UH Maintenance; Minimum Wage
You’ve read that the University of Hawaii needs about $490 million to catch up on backlogged repairs. So it wants to float bonds for that, using tuition revenue to repay the lenders.
But as one of my business-minded friends points out, this doesn’t address ongoing maintenance that keeps stuff from falling apart. It will only repair things that already have fallen apart.
The school’s chief financial officer admitted as much to the board of regents. This bond-tuition money would only be for “deferred maintenance.” The Legislature still would have to appropriate more state funds for renovation, routine maintenance, and urgent health and safety issues that arise.
So you see the problem here. The university never has been able to get enough money from the Legislature to keep up with current repairs.
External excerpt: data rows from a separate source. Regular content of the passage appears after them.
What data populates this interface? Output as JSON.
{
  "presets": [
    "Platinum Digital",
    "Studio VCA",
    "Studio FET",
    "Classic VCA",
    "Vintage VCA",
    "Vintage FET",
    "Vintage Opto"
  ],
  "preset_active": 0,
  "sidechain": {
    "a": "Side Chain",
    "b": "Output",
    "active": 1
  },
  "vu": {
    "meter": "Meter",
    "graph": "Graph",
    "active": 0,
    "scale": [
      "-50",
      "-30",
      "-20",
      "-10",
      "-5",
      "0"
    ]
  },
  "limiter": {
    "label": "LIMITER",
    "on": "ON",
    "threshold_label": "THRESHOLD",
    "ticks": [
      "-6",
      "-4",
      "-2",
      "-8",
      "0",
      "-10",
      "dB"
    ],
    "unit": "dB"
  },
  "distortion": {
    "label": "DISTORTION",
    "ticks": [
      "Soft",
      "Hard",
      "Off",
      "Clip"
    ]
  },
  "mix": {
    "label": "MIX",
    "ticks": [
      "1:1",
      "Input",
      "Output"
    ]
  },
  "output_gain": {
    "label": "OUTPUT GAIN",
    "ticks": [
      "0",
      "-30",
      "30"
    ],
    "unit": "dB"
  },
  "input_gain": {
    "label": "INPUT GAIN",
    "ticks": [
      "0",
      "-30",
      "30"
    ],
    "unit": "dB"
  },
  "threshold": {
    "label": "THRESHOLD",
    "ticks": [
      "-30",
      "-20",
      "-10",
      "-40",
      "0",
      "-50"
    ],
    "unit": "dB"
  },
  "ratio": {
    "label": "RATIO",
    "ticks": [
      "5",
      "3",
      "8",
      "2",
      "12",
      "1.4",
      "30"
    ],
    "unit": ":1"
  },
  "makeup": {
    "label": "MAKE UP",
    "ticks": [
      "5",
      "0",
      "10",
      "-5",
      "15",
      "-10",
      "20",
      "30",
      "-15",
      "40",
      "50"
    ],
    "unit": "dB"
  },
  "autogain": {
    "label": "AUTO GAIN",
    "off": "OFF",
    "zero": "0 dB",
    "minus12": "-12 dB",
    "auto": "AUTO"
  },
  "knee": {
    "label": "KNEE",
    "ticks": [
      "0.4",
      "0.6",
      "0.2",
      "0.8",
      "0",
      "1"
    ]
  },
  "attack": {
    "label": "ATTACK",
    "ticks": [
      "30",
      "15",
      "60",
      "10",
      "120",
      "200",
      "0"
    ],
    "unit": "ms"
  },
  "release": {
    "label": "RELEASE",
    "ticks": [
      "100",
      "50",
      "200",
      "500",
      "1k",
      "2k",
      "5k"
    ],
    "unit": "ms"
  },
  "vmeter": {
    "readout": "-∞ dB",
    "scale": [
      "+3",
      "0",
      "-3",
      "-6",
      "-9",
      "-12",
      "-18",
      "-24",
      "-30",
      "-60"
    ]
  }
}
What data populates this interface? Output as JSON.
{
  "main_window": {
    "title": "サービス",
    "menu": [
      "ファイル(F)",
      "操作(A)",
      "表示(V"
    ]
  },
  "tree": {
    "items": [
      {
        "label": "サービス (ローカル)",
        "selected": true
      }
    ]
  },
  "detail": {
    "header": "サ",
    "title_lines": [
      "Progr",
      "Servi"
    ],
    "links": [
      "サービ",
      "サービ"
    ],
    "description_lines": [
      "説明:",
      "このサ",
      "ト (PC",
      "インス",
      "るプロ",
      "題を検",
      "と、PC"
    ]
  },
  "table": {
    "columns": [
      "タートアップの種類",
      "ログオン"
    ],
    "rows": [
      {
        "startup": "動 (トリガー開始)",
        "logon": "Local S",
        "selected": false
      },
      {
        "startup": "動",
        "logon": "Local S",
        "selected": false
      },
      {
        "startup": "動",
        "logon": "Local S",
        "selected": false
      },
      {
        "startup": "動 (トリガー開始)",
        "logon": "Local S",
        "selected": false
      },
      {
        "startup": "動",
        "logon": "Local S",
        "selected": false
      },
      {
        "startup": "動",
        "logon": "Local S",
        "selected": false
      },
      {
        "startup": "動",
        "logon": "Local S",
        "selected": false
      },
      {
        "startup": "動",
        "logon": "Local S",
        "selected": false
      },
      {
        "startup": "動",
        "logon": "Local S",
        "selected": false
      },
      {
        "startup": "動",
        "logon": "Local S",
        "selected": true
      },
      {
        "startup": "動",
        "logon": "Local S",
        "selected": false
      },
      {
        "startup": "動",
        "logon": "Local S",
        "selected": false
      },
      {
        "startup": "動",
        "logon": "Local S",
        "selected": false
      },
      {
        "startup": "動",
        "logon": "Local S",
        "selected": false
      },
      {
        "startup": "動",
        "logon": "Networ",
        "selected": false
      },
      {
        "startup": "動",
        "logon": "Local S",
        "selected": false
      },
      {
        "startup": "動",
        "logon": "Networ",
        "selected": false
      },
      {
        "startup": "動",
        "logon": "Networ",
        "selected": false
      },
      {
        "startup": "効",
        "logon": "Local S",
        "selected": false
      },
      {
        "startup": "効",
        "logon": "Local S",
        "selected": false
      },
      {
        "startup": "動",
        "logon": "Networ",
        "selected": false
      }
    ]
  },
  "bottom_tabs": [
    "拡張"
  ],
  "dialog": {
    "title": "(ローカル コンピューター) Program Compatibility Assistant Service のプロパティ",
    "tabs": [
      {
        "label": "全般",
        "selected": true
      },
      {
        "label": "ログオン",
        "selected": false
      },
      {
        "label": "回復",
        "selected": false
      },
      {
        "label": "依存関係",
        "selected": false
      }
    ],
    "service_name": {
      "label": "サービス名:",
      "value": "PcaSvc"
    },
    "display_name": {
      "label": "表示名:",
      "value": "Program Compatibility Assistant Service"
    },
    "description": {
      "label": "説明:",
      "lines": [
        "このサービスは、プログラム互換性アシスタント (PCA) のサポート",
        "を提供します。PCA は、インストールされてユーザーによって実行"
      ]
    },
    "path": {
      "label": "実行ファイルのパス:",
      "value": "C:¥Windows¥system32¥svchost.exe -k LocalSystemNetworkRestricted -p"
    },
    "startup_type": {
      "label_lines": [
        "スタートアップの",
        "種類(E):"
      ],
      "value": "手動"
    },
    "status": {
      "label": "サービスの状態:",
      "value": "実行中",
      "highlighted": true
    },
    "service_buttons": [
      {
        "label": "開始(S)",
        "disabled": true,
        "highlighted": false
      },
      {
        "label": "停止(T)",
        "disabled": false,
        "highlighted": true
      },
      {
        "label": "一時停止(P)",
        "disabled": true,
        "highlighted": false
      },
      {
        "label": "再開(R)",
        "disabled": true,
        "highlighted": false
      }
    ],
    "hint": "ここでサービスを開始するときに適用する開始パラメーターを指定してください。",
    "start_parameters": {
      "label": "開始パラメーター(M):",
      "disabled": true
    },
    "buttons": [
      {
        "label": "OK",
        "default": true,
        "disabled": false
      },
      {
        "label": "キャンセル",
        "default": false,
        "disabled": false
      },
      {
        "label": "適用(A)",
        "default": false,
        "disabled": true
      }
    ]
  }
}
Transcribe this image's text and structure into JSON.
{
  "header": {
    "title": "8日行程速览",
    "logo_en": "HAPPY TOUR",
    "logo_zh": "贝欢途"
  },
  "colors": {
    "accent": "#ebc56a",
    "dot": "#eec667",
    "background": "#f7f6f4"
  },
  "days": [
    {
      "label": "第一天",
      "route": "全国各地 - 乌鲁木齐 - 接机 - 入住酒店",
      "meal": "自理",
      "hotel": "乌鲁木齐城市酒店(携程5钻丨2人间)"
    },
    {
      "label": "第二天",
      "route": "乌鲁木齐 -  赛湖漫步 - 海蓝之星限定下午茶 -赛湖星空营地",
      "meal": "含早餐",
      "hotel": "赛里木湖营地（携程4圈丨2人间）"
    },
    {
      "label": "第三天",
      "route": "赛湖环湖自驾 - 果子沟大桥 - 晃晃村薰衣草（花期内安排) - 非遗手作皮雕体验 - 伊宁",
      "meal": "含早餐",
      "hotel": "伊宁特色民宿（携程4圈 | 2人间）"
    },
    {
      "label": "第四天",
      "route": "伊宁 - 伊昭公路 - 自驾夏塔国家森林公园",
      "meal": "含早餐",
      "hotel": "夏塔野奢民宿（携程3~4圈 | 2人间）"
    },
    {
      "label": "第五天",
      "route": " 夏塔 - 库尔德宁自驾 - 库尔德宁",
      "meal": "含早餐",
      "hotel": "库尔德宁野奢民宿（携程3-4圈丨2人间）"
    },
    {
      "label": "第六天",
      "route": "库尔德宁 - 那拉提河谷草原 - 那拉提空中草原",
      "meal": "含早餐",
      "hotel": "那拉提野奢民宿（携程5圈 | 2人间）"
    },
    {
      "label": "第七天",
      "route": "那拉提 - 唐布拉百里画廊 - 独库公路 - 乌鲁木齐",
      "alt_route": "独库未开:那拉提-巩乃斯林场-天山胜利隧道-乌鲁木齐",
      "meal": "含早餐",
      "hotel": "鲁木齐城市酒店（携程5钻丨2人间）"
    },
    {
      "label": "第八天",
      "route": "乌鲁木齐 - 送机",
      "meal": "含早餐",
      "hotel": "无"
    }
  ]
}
It needed almost $77 million this biennium just for health and safety projects. The lawmakers only OK’d $57 million.
One of the hangups will be that lawmakers might be more attuned to approving restoration of faculty salaries that were cut during the recent recession. That, they’ve said, should come from raises in the tuition. That makes it tough for the UH to do both salaries and repay bond money from tuition revenue.
The schedule regents approved in 2011 increases tuition by 7.5 percent each year for the next three years. Debt payments for deferred-maintenance bonds would eat up about 46 percent of that.
That doesn’t strike me as any more of a workable plan than that over-ambitious UH sports-money proposal a week earlier. * California is poised to raise its minimum wage to $10. Ours is stuck at $7.25. A full-time, non-tipped, minimum-wage worker here earns $290 a week, or $15,080 a year.
You cannot live on $15,080 in Hawaii.
A Massachusetts Institute of Technology study suggests a single adult needs $12.91 an hour for 40 hours to meet basic Honolulu expenses. For two adults with two children, it’s $24.81 an hour.
Washington state is at $9.19 minimum. Oregon at $8.95. Alaska at $7.75.
Our cost-of-living growth rate is beyond the average wage growth rate. That wasn’t always the case.
So I could buy our first house at waterfront Koko Isle Circle for $36,000 in 1968; our second on the waterfront in Punaluu in 1970 for $82,000; our third in 1974 at Diamond Head for $186,000. They were very affordable with our salaries at the time.
The U.S. Bureau of Economic Analysis says Hawaii’s growth rate of personal income from last year has been minus 1 percent. Nothing to brag about.
I’ve included a chart of minimum wages by state. Nothing to brag about unless we’re happy to be with the Deep South states who pay the least the feds will let them get away with.